WHAT YOU HAVE TO DO |
Among the records below, find the lines that contain "express" and copy each of them.

Dataset rows describing interfaces |
______________________________

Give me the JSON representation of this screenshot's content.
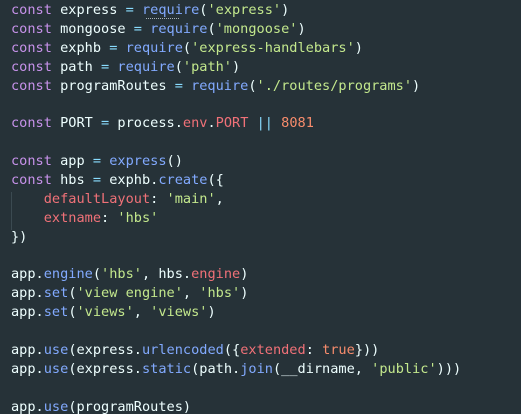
{
  "colors": {
    "background": "#263238",
    "keyword": "#c792ea",
    "variable": "#eeffff",
    "plain": "#eeffff",
    "function": "#82aaff",
    "string": "#c3e88d",
    "property": "#f07178",
    "number": "#f78c6c",
    "operator": "#89ddff",
    "punctuation": "#89ddff"
  },
  "editor": {
    "lines": [
      [
        {
          "t": "const",
          "c": "keyword"
        },
        {
          "t": " express ",
          "c": "plain"
        },
        {
          "t": "=",
          "c": "operator"
        },
        {
          "t": " ",
          "c": "plain"
        },
        {
          "t": "require",
          "c": "function"
        },
        {
          "t": "(",
          "c": "plain"
        },
        {
          "t": "'express'",
          "c": "string"
        },
        {
          "t": ")",
          "c": "plain"
        }
      ],
      [
        {
          "t": "const",
          "c": "keyword"
        },
        {
          "t": " mongoose ",
          "c": "plain"
        },
        {
          "t": "=",
          "c": "operator"
        },
        {
          "t": " ",
          "c": "plain"
        },
        {
          "t": "require",
          "c": "function"
        },
        {
          "t": "(",
          "c": "plain"
        },
        {
          "t": "'mongoose'",
          "c": "string"
        },
        {
          "t": ")",
          "c": "plain"
        }
      ],
      [
        {
          "t": "const",
          "c": "keyword"
        },
        {
          "t": " exphb ",
          "c": "plain"
        },
        {
          "t": "=",
          "c": "operator"
        },
        {
          "t": " ",
          "c": "plain"
        },
        {
          "t": "require",
          "c": "function"
        },
        {
          "t": "(",
          "c": "plain"
        },
        {
          "t": "'express-handlebars'",
          "c": "string"
        },
        {
          "t": ")",
          "c": "plain"
        }
      ],
      [
        {
          "t": "const",
          "c": "keyword"
        },
        {
          "t": " path ",
          "c": "plain"
        },
        {
          "t": "=",
          "c": "operator"
        },
        {
          "t": " ",
          "c": "plain"
        },
        {
          "t": "require",
          "c": "function"
        },
        {
          "t": "(",
          "c": "plain"
        },
        {
          "t": "'path'",
          "c": "string"
        },
        {
          "t": ")",
          "c": "plain"
        }
      ],
      [
        {
          "t": "const",
          "c": "keyword"
        },
        {
          "t": " programRoutes ",
          "c": "plain"
        },
        {
          "t": "=",
          "c": "operator"
        },
        {
          "t": " ",
          "c": "plain"
        },
        {
          "t": "require",
          "c": "function"
        },
        {
          "t": "(",
          "c": "plain"
        },
        {
          "t": "'./routes/programs'",
          "c": "string"
        },
        {
          "t": ")",
          "c": "plain"
        }
      ],
      [],
      [
        {
          "t": "const",
          "c": "keyword"
        },
        {
          "t": " PORT ",
          "c": "plain"
        },
        {
          "t": "=",
          "c": "operator"
        },
        {
          "t": " process.",
          "c": "plain"
        },
        {
          "t": "env",
          "c": "property"
        },
        {
          "t": ".",
          "c": "plain"
        },
        {
          "t": "PORT",
          "c": "property"
        },
        {
          "t": " ",
          "c": "plain"
        },
        {
          "t": "||",
          "c": "operator"
        },
        {
          "t": " ",
          "c": "plain"
        },
        {
          "t": "8081",
          "c": "number"
        }
      ],
      [],
      [
        {
          "t": "const",
          "c": "keyword"
        },
        {
          "t": " app ",
          "c": "plain"
        },
        {
          "t": "=",
          "c": "operator"
        },
        {
          "t": " ",
          "c": "plain"
        },
        {
          "t": "express",
          "c": "function"
        },
        {
          "t": "()",
          "c": "plain"
        }
      ],
      [
        {
          "t": "const",
          "c": "keyword"
        },
        {
          "t": " hbs ",
          "c": "plain"
        },
        {
          "t": "=",
          "c": "operator"
        },
        {
          "t": " exphb.",
          "c": "plain"
        },
        {
          "t": "create",
          "c": "function"
        },
        {
          "t": "({",
          "c": "plain"
        }
      ],
      [
        {
          "t": "    ",
          "c": "plain"
        },
        {
          "t": "defaultLayout",
          "c": "property"
        },
        {
          "t": ": ",
          "c": "plain"
        },
        {
          "t": "'main'",
          "c": "string"
        },
        {
          "t": ",",
          "c": "plain"
        }
      ],
      [
        {
          "t": "    ",
          "c": "plain"
        },
        {
          "t": "extname",
          "c": "property"
        },
        {
          "t": ": ",
          "c": "plain"
        },
        {
          "t": "'hbs'",
          "c": "string"
        }
      ],
      [
        {
          "t": "})",
          "c": "plain"
        }
      ],
      [],
      [
        {
          "t": "app.",
          "c": "plain"
        },
        {
          "t": "engine",
          "c": "function"
        },
        {
          "t": "(",
          "c": "plain"
        },
        {
          "t": "'hbs'",
          "c": "string"
        },
        {
          "t": ", hbs.",
          "c": "plain"
        },
        {
          "t": "engine",
          "c": "property"
        },
        {
          "t": ")",
          "c": "plain"
        }
      ],
      [
        {
          "t": "app.",
          "c": "plain"
        },
        {
          "t": "set",
          "c": "function"
        },
        {
          "t": "(",
          "c": "plain"
        },
        {
          "t": "'view engine'",
          "c": "string"
        },
        {
          "t": ", ",
          "c": "plain"
        },
        {
          "t": "'hbs'",
          "c": "string"
        },
        {
          "t": ")",
          "c": "plain"
        }
      ],
      [
        {
          "t": "app.",
          "c": "plain"
        },
        {
          "t": "set",
          "c": "function"
        },
        {
          "t": "(",
          "c": "plain"
        },
        {
          "t": "'views'",
          "c": "string"
        },
        {
          "t": ", ",
          "c": "plain"
        },
        {
          "t": "'views'",
          "c": "string"
        },
        {
          "t": ")",
          "c": "plain"
        }
      ],
      [],
      [
        {
          "t": "app.",
          "c": "plain"
        },
        {
          "t": "use",
          "c": "function"
        },
        {
          "t": "(express.",
          "c": "plain"
        },
        {
          "t": "urlencoded",
          "c": "function"
        },
        {
          "t": "({",
          "c": "plain"
        },
        {
          "t": "extended",
          "c": "property"
        },
        {
          "t": ": ",
          "c": "plain"
        },
        {
          "t": "true",
          "c": "number"
        },
        {
          "t": "}))",
          "c": "plain"
        }
      ],
      [
        {
          "t": "app.",
          "c": "plain"
        },
        {
          "t": "use",
          "c": "function"
        },
        {
          "t": "(express.",
          "c": "plain"
        },
        {
          "t": "static",
          "c": "function"
        },
        {
          "t": "(path.",
          "c": "plain"
        },
        {
          "t": "join",
          "c": "function"
        },
        {
          "t": "(__dirname, ",
          "c": "plain"
        },
        {
          "t": "'public'",
          "c": "string"
        },
        {
          "t": ")))",
          "c": "plain"
        }
      ],
      [],
      [
        {
          "t": "app.",
          "c": "plain"
        },
        {
          "t": "use",
          "c": "function"
        },
        {
          "t": "(programRoutes)",
          "c": "plain"
        }
      ]
    ]
  }
}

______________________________

RESULT |
          "t": " express ",
          "t": "'express'",
          "t": "'express-handlebars'",
          "t": "express",
          "t": "(express.",
          "t": "(express.",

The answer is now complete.